**Work order**
Each line that holds the string "января" counts once. Say how many such lines the entries have, giving the number only.

**Extracted entries**
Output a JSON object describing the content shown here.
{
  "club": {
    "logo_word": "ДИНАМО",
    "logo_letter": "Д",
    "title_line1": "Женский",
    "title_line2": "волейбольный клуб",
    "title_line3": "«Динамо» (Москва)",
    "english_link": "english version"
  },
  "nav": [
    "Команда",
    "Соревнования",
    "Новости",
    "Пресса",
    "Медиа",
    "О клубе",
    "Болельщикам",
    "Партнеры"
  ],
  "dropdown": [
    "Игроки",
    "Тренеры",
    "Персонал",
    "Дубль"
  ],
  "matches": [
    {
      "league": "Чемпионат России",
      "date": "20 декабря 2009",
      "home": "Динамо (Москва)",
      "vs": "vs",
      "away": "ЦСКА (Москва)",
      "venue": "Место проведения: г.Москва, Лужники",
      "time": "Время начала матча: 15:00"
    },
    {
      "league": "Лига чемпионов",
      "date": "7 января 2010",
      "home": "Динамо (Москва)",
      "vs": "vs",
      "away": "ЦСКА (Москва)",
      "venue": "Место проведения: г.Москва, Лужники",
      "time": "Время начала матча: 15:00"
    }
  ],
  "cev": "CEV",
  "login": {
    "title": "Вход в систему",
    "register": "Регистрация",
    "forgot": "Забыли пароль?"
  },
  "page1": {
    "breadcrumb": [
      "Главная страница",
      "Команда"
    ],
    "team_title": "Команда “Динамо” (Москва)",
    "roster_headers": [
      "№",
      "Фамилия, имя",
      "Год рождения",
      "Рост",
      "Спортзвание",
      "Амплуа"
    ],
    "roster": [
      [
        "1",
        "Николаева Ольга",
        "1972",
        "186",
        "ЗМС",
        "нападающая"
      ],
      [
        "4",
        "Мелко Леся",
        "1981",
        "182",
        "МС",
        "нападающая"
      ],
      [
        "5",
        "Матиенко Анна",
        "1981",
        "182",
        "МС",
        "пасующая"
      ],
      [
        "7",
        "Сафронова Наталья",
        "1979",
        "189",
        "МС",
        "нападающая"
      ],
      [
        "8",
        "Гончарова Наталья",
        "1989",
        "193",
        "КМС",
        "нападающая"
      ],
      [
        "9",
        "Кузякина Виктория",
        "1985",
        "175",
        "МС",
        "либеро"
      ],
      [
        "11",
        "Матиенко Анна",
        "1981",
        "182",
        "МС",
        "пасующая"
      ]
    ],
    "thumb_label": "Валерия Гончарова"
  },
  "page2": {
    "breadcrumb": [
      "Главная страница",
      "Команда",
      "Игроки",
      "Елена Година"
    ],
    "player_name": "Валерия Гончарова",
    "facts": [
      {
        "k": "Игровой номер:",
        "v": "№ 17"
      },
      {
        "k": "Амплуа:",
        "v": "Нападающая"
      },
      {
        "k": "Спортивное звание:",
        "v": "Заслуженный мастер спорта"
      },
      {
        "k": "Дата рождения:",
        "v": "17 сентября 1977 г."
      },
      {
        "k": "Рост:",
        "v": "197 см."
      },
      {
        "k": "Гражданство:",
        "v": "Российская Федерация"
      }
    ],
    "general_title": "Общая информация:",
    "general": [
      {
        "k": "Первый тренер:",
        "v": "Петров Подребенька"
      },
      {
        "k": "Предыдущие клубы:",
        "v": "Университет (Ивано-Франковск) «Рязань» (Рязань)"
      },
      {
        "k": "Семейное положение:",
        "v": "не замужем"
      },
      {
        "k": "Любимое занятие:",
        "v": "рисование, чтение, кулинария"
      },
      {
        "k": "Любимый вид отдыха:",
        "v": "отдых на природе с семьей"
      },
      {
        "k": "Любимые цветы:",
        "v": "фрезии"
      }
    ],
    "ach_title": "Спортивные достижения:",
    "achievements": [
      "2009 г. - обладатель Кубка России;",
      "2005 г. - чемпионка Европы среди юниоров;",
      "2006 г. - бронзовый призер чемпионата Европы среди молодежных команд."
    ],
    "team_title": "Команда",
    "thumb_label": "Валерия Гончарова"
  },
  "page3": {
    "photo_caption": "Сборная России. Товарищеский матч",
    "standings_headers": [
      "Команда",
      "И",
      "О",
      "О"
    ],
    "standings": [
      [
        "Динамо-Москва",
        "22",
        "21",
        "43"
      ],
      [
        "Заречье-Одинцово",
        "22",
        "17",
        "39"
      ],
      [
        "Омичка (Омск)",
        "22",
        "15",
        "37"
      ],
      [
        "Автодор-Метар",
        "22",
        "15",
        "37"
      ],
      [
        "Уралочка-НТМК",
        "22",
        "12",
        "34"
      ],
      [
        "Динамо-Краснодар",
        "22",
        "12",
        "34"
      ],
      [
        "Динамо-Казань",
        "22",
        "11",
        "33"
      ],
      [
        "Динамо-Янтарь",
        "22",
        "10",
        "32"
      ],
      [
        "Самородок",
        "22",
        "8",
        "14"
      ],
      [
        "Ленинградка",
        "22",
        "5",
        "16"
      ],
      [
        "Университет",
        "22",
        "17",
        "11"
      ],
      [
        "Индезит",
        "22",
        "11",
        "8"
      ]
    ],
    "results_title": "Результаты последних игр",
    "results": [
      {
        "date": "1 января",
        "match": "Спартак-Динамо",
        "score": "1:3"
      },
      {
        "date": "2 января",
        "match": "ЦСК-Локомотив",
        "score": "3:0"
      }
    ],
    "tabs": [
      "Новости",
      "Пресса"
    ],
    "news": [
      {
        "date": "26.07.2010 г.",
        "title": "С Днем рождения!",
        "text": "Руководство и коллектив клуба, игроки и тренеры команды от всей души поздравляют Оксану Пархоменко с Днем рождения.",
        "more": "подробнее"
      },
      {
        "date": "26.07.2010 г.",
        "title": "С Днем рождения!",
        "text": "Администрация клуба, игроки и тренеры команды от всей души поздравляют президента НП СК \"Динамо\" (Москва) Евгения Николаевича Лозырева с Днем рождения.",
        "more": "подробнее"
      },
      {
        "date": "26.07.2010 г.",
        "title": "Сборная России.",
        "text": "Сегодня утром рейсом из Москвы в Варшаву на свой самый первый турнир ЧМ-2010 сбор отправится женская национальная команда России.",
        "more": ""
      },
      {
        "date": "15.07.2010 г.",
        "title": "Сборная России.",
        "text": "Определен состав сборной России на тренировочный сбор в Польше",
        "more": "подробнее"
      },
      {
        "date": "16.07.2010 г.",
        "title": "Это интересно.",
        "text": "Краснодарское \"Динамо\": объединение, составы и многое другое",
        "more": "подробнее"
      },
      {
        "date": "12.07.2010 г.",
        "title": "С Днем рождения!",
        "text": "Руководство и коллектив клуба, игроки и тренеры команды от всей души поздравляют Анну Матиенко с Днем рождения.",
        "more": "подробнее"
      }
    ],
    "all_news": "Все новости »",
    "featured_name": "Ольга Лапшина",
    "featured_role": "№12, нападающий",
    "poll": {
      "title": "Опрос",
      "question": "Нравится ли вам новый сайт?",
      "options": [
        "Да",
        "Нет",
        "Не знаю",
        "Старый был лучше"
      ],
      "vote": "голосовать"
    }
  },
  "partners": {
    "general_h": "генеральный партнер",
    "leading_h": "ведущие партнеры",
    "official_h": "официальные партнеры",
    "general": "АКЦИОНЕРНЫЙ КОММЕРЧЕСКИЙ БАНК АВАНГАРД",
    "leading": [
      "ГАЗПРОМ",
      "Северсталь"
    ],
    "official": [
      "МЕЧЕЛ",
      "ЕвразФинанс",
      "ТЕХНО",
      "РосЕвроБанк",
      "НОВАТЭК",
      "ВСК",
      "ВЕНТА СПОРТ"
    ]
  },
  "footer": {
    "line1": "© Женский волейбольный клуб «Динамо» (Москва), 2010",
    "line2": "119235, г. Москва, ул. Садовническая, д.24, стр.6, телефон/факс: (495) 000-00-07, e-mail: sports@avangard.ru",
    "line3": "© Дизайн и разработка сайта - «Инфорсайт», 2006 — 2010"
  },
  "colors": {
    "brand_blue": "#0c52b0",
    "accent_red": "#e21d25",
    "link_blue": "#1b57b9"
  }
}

**Task result**
3